Work order: List all lines of the data that include the string "Review".
BEGIN Given data
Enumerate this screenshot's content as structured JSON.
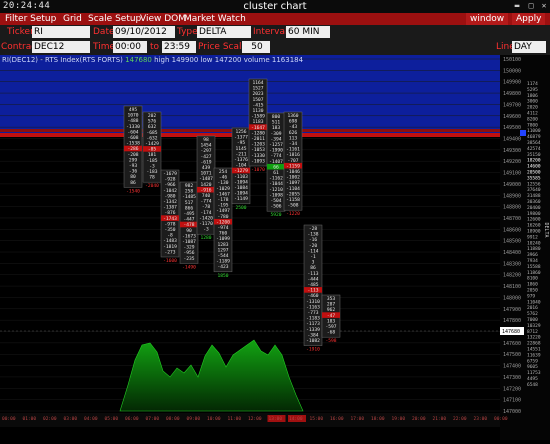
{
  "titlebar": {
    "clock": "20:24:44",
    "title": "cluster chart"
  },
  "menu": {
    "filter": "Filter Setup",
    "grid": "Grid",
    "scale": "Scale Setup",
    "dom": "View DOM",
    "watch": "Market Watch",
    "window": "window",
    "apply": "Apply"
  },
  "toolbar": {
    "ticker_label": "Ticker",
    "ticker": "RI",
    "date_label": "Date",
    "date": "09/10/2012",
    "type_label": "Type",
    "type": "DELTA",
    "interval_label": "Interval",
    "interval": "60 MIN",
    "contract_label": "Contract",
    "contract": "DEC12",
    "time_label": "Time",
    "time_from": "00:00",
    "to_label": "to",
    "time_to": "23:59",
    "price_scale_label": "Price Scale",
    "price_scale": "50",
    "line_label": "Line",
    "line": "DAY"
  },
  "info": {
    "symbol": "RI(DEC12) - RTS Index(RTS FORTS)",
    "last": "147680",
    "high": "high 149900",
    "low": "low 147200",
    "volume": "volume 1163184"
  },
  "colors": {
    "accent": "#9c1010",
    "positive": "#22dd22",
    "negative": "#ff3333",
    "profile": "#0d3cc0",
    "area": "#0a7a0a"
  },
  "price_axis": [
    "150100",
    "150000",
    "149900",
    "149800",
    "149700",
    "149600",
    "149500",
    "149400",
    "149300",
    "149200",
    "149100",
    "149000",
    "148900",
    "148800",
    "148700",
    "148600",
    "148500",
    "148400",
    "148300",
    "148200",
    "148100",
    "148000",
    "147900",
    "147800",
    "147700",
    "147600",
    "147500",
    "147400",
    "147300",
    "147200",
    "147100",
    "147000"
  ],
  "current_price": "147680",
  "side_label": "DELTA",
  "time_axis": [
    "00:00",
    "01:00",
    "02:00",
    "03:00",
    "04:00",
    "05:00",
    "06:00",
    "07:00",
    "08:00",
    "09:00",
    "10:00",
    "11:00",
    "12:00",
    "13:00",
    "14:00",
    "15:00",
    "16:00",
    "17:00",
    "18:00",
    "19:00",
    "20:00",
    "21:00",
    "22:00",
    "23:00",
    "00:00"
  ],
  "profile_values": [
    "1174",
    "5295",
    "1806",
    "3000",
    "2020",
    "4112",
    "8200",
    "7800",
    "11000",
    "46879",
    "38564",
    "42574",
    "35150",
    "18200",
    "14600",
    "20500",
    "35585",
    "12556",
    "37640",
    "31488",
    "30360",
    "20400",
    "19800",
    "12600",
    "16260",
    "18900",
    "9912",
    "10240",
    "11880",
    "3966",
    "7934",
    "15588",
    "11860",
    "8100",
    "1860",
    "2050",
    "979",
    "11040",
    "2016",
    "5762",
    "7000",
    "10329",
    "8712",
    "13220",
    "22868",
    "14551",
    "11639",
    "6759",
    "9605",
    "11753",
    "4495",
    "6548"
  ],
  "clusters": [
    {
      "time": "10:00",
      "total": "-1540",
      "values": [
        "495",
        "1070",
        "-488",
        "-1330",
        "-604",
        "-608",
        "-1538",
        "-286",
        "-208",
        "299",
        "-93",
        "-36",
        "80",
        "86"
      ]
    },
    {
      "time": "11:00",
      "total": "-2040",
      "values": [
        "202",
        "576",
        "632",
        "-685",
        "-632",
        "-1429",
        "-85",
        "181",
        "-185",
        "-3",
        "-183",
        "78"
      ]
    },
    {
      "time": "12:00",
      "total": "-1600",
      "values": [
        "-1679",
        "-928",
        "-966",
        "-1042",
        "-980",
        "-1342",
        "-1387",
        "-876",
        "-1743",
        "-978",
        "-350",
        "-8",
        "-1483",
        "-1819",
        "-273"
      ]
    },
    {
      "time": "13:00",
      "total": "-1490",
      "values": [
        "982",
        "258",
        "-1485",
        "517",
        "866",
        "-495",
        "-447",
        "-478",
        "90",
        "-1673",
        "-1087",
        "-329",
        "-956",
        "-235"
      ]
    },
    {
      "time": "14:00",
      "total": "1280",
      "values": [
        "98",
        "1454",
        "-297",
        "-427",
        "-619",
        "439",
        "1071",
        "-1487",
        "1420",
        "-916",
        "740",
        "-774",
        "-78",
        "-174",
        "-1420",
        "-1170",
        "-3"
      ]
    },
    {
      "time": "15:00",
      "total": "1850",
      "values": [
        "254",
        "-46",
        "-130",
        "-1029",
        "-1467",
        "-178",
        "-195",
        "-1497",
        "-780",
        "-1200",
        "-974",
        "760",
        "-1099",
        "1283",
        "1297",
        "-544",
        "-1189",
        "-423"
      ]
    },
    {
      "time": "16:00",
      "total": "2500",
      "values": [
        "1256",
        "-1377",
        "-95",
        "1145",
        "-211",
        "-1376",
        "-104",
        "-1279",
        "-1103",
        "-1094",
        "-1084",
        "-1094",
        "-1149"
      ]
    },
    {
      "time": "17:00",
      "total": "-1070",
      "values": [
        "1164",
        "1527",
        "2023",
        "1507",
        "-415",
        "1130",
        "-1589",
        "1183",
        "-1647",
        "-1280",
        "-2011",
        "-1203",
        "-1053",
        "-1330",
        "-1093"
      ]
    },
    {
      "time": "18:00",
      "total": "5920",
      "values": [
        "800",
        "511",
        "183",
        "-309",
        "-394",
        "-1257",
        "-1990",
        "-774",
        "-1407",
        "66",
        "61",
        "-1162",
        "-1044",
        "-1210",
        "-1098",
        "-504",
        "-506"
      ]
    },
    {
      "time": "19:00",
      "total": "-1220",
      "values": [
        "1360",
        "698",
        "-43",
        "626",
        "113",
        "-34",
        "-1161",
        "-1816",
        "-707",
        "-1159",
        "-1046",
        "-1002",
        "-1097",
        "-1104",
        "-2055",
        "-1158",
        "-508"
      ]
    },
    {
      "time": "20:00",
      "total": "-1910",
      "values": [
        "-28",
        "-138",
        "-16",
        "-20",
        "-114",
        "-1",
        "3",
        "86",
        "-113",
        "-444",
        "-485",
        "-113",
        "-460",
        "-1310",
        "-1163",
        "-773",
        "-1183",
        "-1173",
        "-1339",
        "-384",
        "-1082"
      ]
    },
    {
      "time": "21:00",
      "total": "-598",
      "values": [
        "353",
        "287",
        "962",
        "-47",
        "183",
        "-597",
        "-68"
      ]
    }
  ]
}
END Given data
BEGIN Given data
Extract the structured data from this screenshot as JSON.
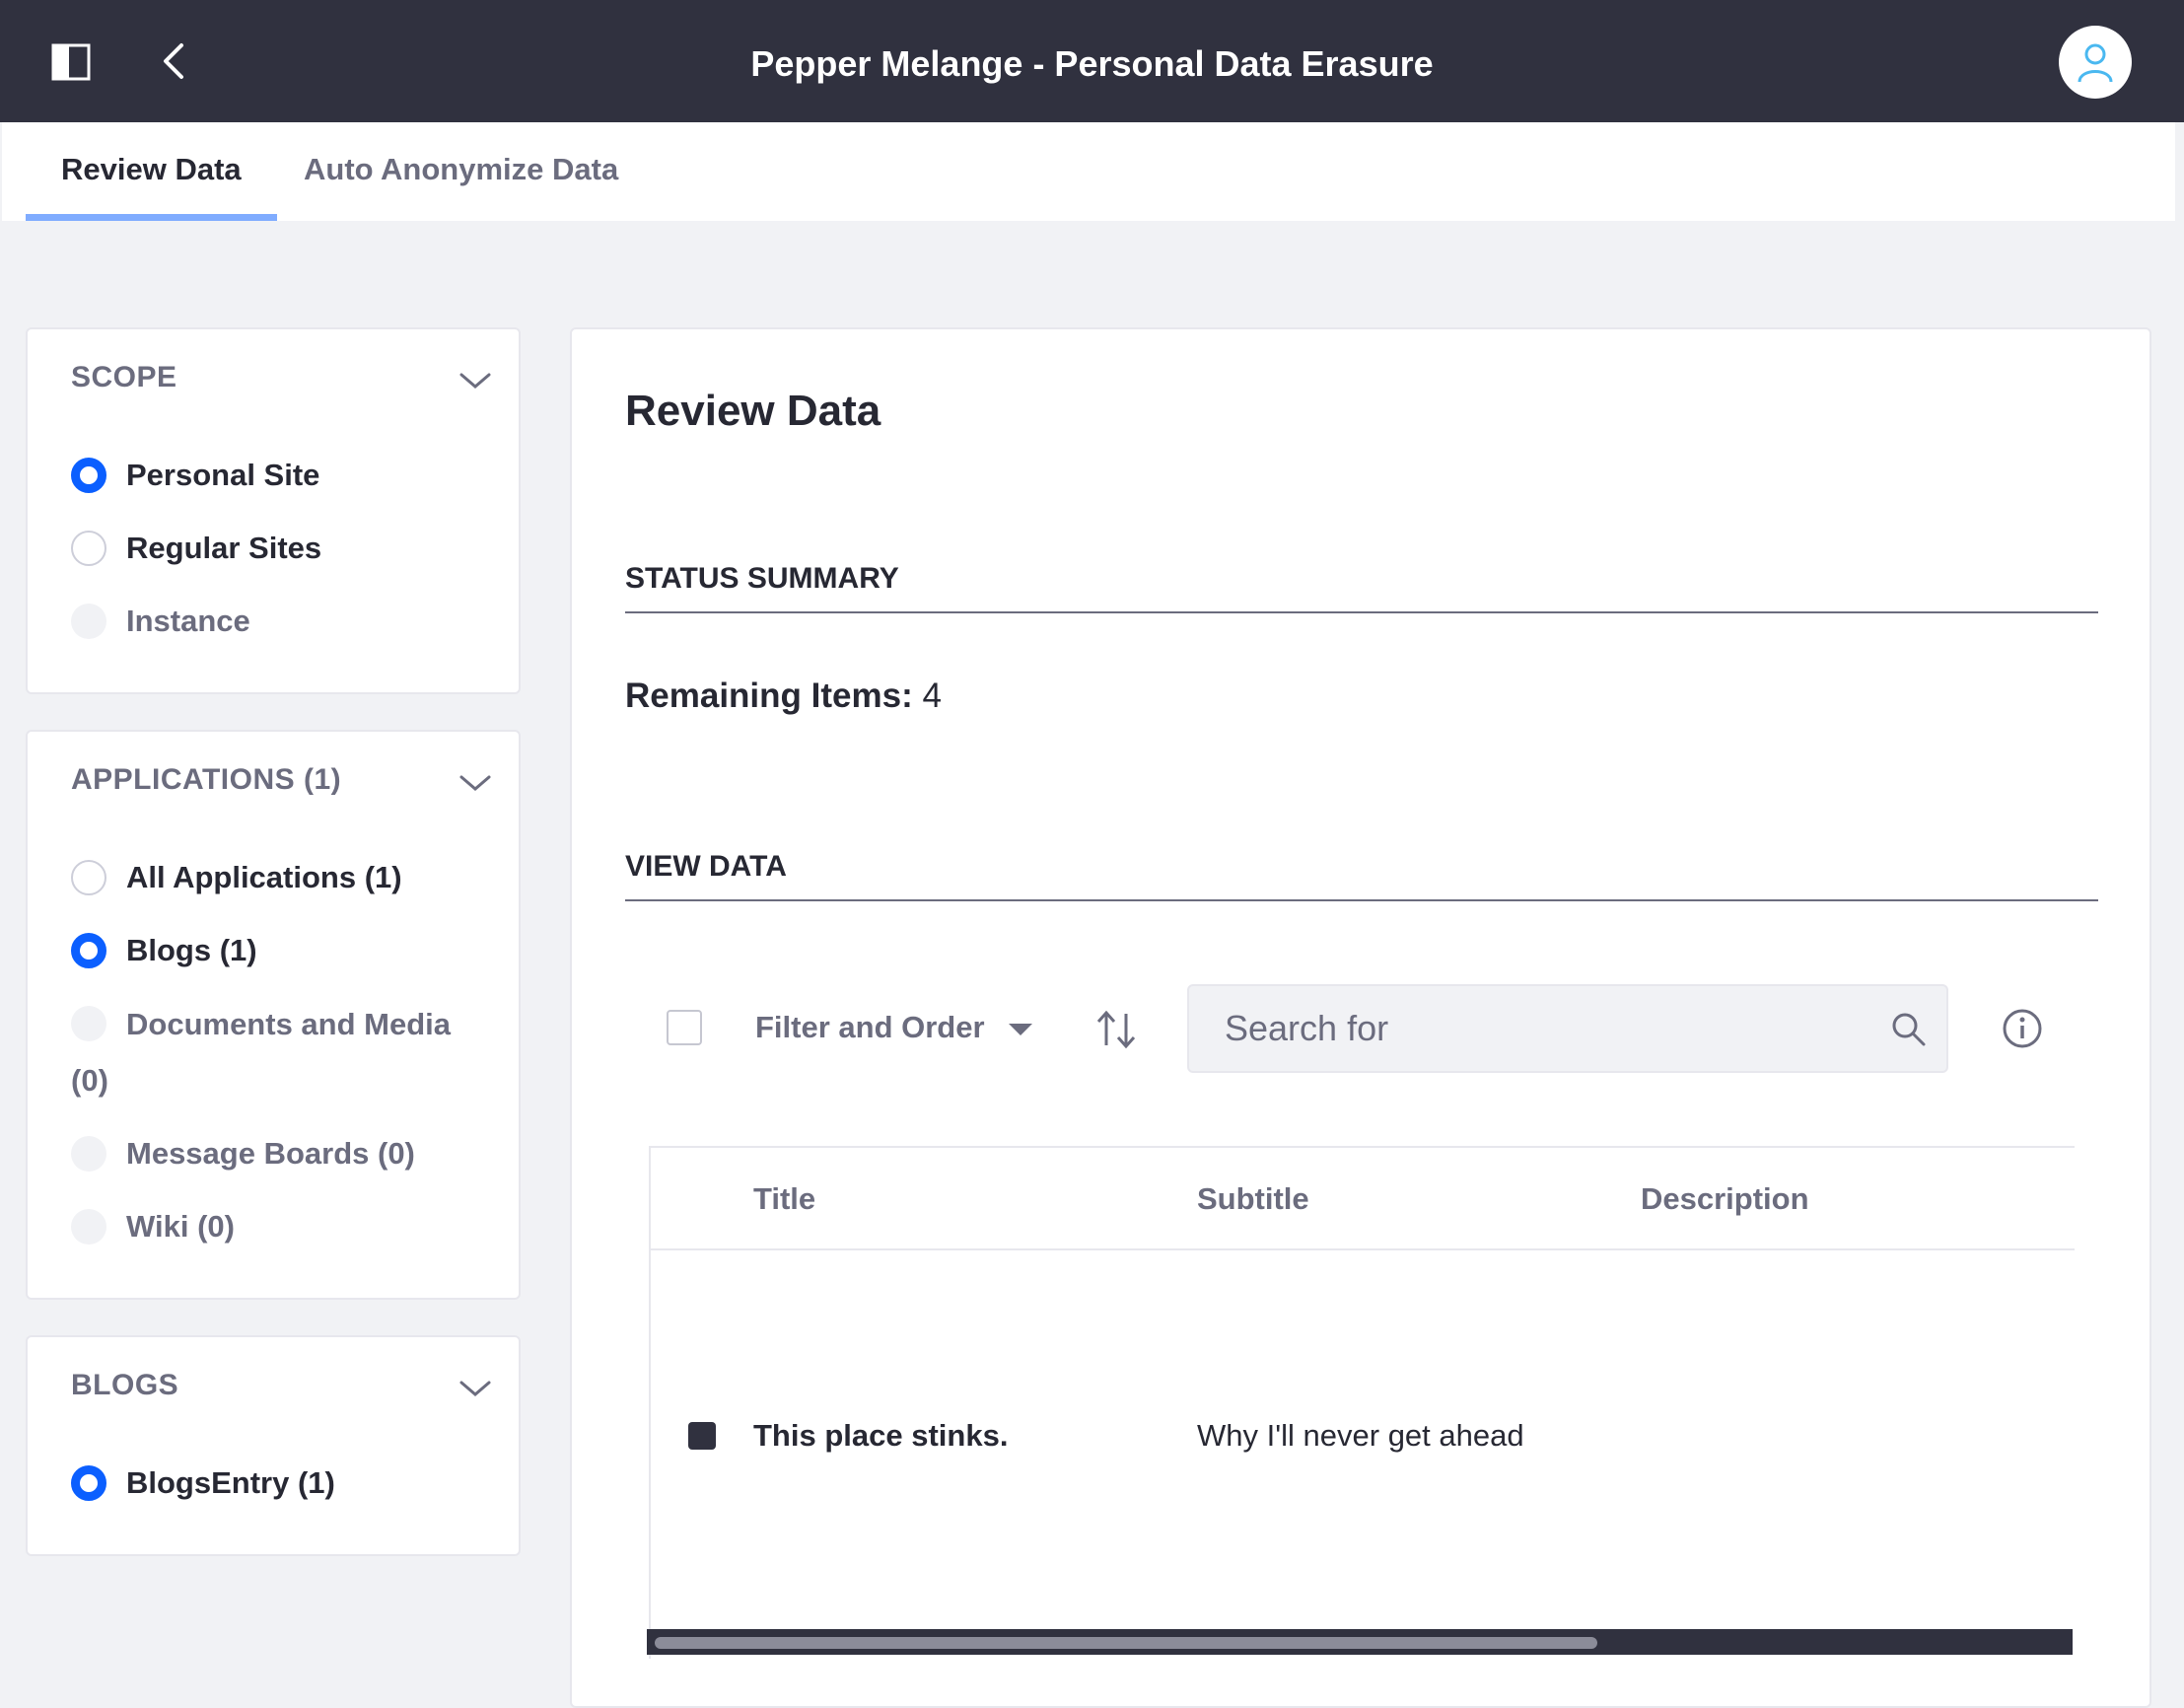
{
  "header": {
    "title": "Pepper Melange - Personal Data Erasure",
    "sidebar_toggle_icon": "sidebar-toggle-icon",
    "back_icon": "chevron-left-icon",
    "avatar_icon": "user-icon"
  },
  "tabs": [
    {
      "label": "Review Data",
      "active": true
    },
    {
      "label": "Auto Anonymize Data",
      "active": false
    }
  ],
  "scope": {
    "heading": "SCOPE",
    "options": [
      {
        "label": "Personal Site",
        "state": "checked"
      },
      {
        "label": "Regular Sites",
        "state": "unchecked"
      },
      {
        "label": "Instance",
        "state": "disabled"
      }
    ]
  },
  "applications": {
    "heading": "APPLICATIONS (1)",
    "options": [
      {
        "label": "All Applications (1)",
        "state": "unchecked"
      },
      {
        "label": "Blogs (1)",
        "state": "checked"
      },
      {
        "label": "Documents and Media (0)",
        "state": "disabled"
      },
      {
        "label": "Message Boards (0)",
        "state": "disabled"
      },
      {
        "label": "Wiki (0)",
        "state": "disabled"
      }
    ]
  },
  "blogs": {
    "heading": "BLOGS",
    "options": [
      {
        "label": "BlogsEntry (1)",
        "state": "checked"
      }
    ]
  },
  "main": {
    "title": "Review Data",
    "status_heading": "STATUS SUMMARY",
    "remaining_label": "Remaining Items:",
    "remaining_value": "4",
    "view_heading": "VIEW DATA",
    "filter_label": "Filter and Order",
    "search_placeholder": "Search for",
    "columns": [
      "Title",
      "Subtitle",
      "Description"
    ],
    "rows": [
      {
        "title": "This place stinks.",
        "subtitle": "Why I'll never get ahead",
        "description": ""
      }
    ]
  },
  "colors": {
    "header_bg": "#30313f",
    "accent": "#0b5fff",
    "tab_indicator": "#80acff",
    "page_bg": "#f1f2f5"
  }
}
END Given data
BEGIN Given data
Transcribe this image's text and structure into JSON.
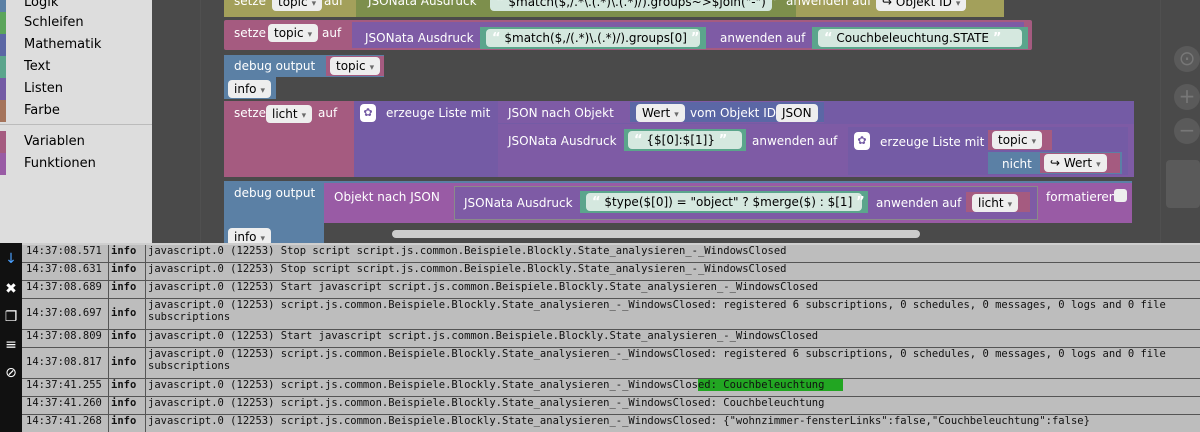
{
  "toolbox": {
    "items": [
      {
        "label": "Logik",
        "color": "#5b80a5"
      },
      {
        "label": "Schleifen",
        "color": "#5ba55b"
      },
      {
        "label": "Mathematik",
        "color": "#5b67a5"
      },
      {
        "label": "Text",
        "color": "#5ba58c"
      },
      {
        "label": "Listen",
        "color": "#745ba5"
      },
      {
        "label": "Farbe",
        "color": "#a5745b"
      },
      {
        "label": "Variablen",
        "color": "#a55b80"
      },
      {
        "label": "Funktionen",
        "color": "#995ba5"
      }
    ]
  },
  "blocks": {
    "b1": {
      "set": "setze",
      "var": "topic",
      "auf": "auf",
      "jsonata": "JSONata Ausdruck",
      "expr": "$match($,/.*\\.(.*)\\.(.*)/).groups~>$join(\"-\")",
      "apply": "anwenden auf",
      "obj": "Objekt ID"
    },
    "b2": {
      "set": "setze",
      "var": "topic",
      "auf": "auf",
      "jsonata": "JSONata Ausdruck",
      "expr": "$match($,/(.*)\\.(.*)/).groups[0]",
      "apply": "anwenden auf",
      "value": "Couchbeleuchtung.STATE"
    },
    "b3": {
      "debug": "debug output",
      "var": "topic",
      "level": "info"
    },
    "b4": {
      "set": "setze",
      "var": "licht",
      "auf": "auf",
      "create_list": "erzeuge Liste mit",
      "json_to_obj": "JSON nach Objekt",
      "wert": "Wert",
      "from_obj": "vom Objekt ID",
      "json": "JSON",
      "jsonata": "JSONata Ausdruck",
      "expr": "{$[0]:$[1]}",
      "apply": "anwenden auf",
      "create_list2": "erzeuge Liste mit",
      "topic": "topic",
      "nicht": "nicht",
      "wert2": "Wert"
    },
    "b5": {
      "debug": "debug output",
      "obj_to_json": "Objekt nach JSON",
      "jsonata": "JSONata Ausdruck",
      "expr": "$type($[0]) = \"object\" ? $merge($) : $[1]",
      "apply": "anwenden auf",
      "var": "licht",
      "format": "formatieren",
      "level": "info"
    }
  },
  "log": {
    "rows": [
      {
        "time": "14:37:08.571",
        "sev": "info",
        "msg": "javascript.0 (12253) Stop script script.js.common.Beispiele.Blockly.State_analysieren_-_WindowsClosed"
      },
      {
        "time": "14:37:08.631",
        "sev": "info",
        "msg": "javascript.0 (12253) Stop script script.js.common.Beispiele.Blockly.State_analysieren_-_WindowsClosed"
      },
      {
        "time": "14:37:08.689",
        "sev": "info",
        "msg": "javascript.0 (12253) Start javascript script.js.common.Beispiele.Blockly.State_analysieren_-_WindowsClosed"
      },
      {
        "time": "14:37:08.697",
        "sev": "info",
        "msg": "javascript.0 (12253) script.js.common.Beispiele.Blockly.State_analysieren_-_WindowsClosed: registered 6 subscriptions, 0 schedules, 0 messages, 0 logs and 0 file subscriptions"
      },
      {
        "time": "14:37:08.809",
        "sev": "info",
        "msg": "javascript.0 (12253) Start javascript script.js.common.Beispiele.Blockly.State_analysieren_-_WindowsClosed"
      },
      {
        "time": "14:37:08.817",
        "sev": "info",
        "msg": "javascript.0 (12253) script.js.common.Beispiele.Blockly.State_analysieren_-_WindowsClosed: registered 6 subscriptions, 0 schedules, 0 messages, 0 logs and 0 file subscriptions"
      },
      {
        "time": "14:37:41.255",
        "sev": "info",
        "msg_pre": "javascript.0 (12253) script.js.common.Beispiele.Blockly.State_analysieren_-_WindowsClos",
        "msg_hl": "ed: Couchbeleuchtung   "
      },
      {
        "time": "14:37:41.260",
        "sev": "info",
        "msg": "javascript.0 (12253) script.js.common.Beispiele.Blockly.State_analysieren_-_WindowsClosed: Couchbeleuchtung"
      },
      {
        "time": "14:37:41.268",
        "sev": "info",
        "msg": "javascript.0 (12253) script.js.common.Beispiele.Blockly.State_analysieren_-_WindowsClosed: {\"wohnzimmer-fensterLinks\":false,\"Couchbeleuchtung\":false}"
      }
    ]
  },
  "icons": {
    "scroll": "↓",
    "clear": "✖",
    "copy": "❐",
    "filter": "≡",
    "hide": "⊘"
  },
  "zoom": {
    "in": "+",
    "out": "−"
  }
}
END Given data
Task answer:
      "label": "Review Data",
    "title": "Review Data",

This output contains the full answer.